- Pumpkinhead from Pumpkinhead is a demon of vengeance that is summoned from a pumpkin patch. Pumpkinhead is usually passed on from person to person, given corporeal form from the corpse of the previous summoner. To wit:
Haggis: It's what you wanted, Ed Harley. For each of man's evils, a special Demon exists. You're looking at Vengeance - cruel, devious, pure-as-poison vengeance.
- One of the many monsters in The Cabin in the Woods is a tall figure with a jack o'lantern for a head that breaths fire.
- The Headless Horseman in The Hollow has a massive jack-o'-lantern for a head. He can remove it and carry it under his arm.
- More than once in Headless Horseman, Headless appears with a jack-o-lantern in place of his head. Destroying the gourd does nothing to slow him down.
- The tale of Stingy Jack stated above, who tricked himself out of Heaven and Hell alike and was doomed to wander the world forever with a jack-o-lantern to light his way.
- In the Goosebumps book "Attack of the Jack O'Lanterns", the main characters are forced to trick or treat all night by a group of fire-breathing entities with jack o'lanterns for heads. The are revealed to be aliens by the end.
- The character is a recurring demon in the Shin Megami Tensei franchise, under the name Jack O'Lantern. (Usually changed to Pyro Jack in translation for space reasons) It has a pumpkin head, carries a candle and is the fiery counterpart to the mascot Jack Frost.
- Jack Skellington in his Pumpkin King outfit in The Nightmare Before Christmas: Oogie's Revenge.
- Toasty from Spyro the Dragon. He wears a dark-brown cloak and a pointy hat, has a Jack o'lantern for a head/mask and carries a god damn scythe.
- Reaper's "Pumpkin" skin is very similar to Stingy Jack in design, although he's only referred to "a dread servant" or "the Reaper", and is generally compared to the Headless Horseman more than Jack.
- Subverted in The Secret World. Though players are expected to assume that the alarmingly persistent humanoid pumpkin abomination Jack, who haunts Solomon Island and rules over the local population of Will o' Wisps, is indeed Stingy Jack, he's later revealed to have been a turn-of-the-century Irish American musician who made the mistake of courting the daughter of local psychopathic sorcerer Archie Henderson, and was transformed into a monster as a twisted punishment after being caught with her in Henderson's pumpkin patch. Although the the player never encounters him, the lore implies that the original Stingy Jack also exists in the setting.
- SCP Foundation, SCP-2331 ("SCRAVECROW"). SCP-2331 is an animated scarecrow with a pumpkin head who throws spontaneous raves. The last interview log implies that SCP-2331 is the spirit of Halloween, saddened over the commercialization of the holiday, trying something new to relive the joy the holiday once brought him.

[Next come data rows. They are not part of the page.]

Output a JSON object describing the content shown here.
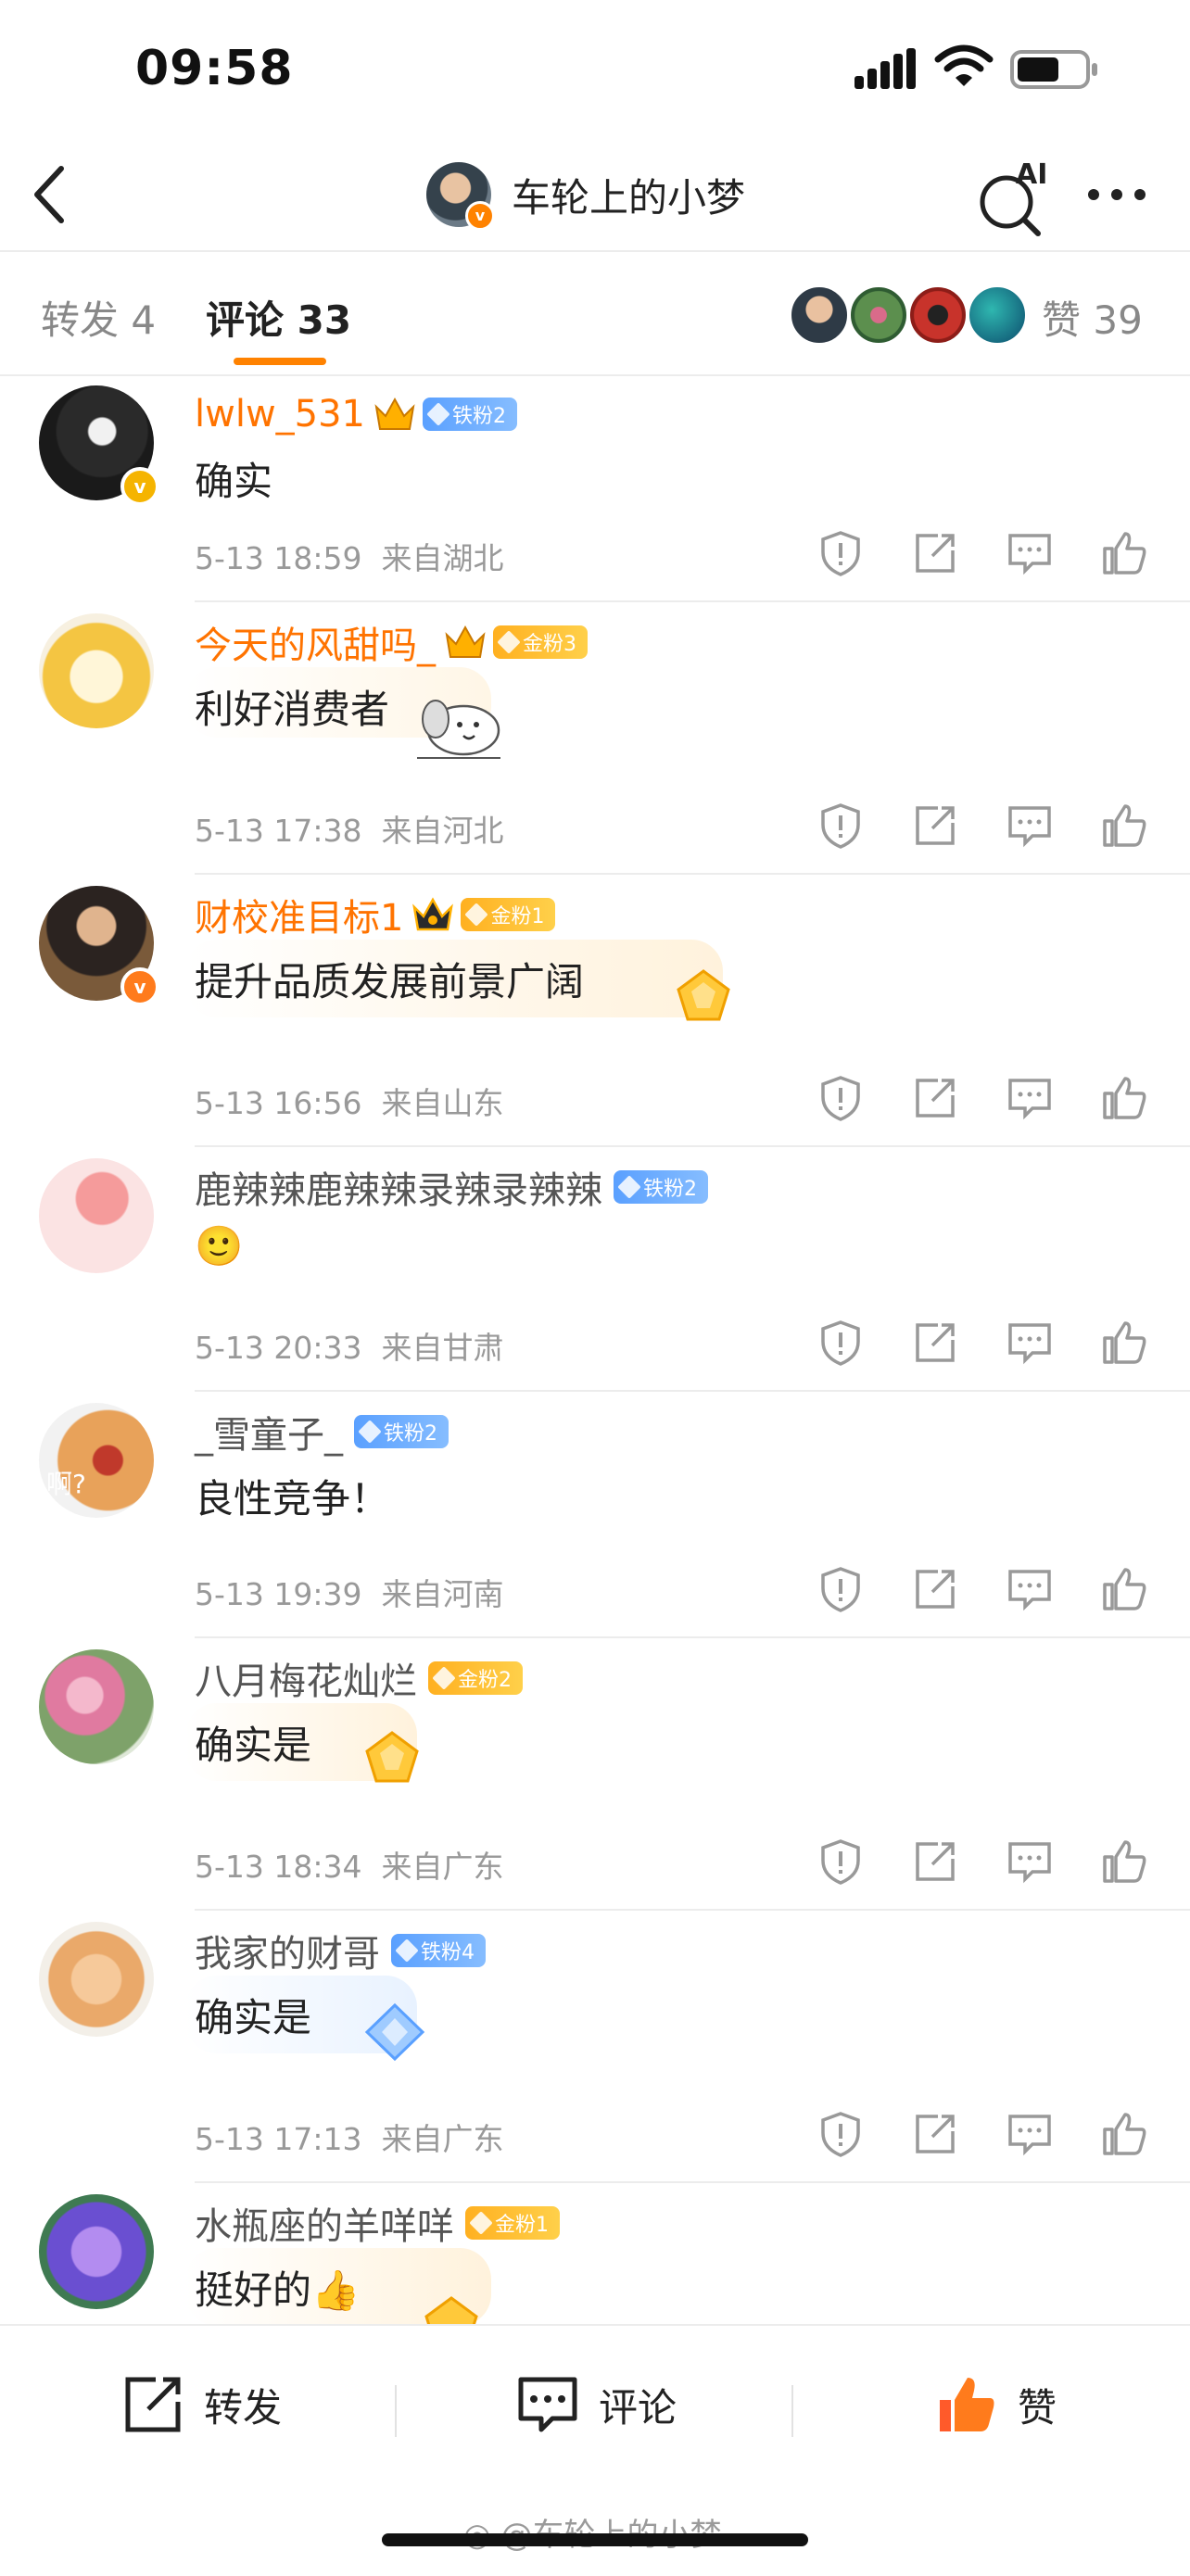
{
  "status": {
    "time": "09:58"
  },
  "nav": {
    "title": "车轮上的小梦",
    "ai_label": "AI"
  },
  "tabs": {
    "repost_label": "转发",
    "repost_count": "4",
    "comment_label": "评论",
    "comment_count": "33",
    "like_label": "赞",
    "like_count": "39"
  },
  "comments": [
    {
      "username": "lwlw_531",
      "badge": "铁粉2",
      "text": "确实",
      "time": "5-13 18:59",
      "location": "来自湖北"
    },
    {
      "username": "今天的风甜吗_",
      "badge": "金粉3",
      "text": "利好消费者",
      "time": "5-13 17:38",
      "location": "来自河北"
    },
    {
      "username": "财校准目标1",
      "badge": "金粉1",
      "text": "提升品质发展前景广阔",
      "time": "5-13 16:56",
      "location": "来自山东"
    },
    {
      "username": "鹿辣辣鹿辣辣录辣录辣辣",
      "badge": "铁粉2",
      "text": "🙂",
      "time": "5-13 20:33",
      "location": "来自甘肃"
    },
    {
      "username": "_雪童子_",
      "badge": "铁粉2",
      "text": "良性竞争！",
      "time": "5-13 19:39",
      "location": "来自河南"
    },
    {
      "username": "八月梅花灿烂",
      "badge": "金粉2",
      "text": "确实是",
      "time": "5-13 18:34",
      "location": "来自广东"
    },
    {
      "username": "我家的财哥",
      "badge": "铁粉4",
      "text": "确实是",
      "time": "5-13 17:13",
      "location": "来自广东"
    },
    {
      "username": "水瓶座的羊咩咩",
      "badge": "金粉1",
      "text": "挺好的👍",
      "time": "",
      "location": ""
    }
  ],
  "avatar_texts": {
    "c4": "啊?"
  },
  "bottom_bar": {
    "repost": "转发",
    "comment": "评论",
    "like": "赞"
  },
  "watermark": "@车轮上的小梦",
  "colors": {
    "accent": "#ff8200",
    "vip_name": "#ff7300",
    "iron_badge": "#5aa0ff",
    "gold_badge": "#ffb020",
    "meta": "#999999"
  }
}
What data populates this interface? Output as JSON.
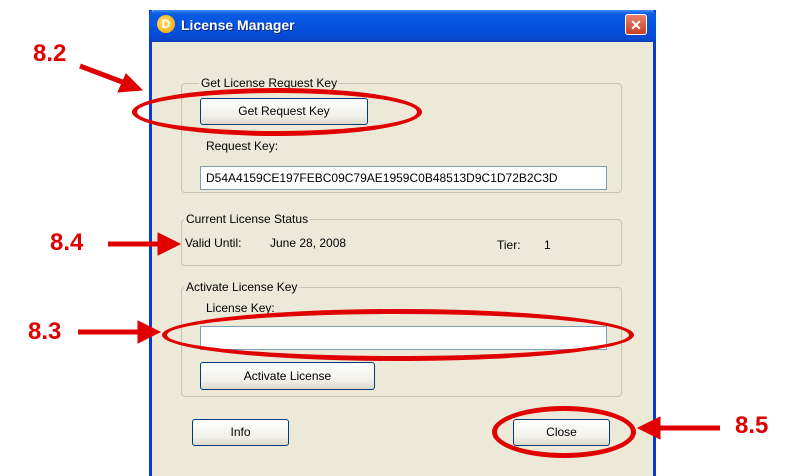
{
  "window": {
    "title": "License Manager",
    "app_icon": "D",
    "close_glyph": "✕"
  },
  "request_group": {
    "legend": "Get License Request Key",
    "get_button_label": "Get Request Key",
    "request_key_label": "Request Key:",
    "request_key_value": "D54A4159CE197FEBC09C79AE1959C0B48513D9C1D72B2C3D"
  },
  "status_group": {
    "legend": "Current License Status",
    "valid_label": "Valid Until:",
    "valid_value": "June 28, 2008",
    "tier_label": "Tier:",
    "tier_value": "1"
  },
  "activate_group": {
    "legend": "Activate License Key",
    "license_key_label": "License Key:",
    "license_key_value": "",
    "activate_button_label": "Activate License"
  },
  "footer": {
    "info_label": "Info",
    "close_label": "Close"
  },
  "annotations": {
    "m82": "8.2",
    "m84": "8.4",
    "m83": "8.3",
    "m85": "8.5",
    "color": "#e00000"
  }
}
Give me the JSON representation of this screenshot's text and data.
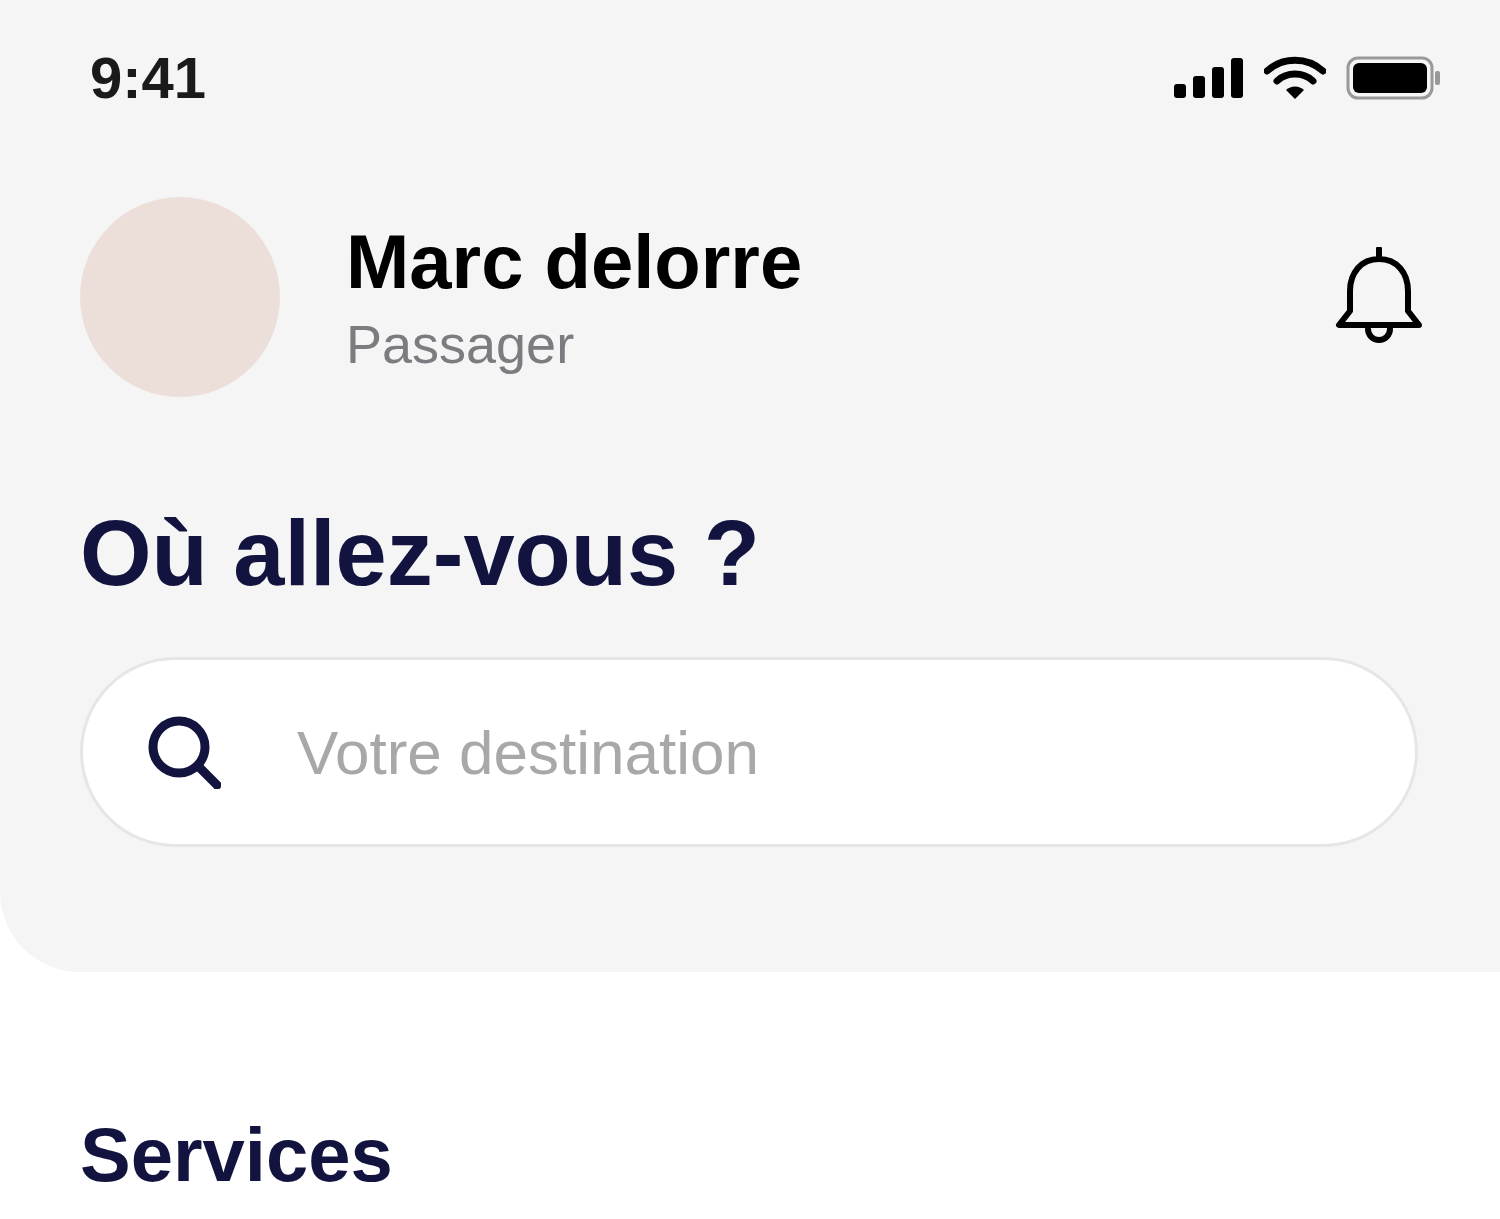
{
  "status_bar": {
    "time": "9:41"
  },
  "profile": {
    "name": "Marc delorre",
    "role": "Passager"
  },
  "heading": "Où allez-vous ?",
  "search": {
    "placeholder": "Votre destination"
  },
  "section_title": "Services"
}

- In the The Real Ghostbusters episode "When Halloween was Forever", the Ghostbusters must stop a powerful Halloween ghost named Samhain (who notably has a pumpkin for a head) from gathering all of the ghosts and goblins of New York to make it Halloween Night permanently.
- In The Grim Adventures of Billy & Mandy episode "Billy & Mandy's Jacked-Up Halloween", it was revealed that Jack was a prankster that caused Endsville so much trouble that the townspeople set up events for the queen to have one of her knights execute him. When The Grim Reaper came to his house, Jack tricked Grim into dropping his scythe, not giving it back until Grim gave him immortality. Grim agreed, then cut his head off immediately after, and Jack replaced his head with a pumpkin. Centuries later, he meets with Billy (who had the scythe) and tricked him into giving him the scythe. He then used it to turn his pumpkin patch into an army of monsters, with intentions of enacting his revenge on Grim and making it Halloween forever.
- What, no mention of Candle Jack? He'd be very pleased to note that he very much enjoys this trope, and that he's very quickly running out of rope.
- Men in Black: As with other folkloric creatures, Stingy Jack turns out to be an alien. In this case an evil creature that steals children for slave labor.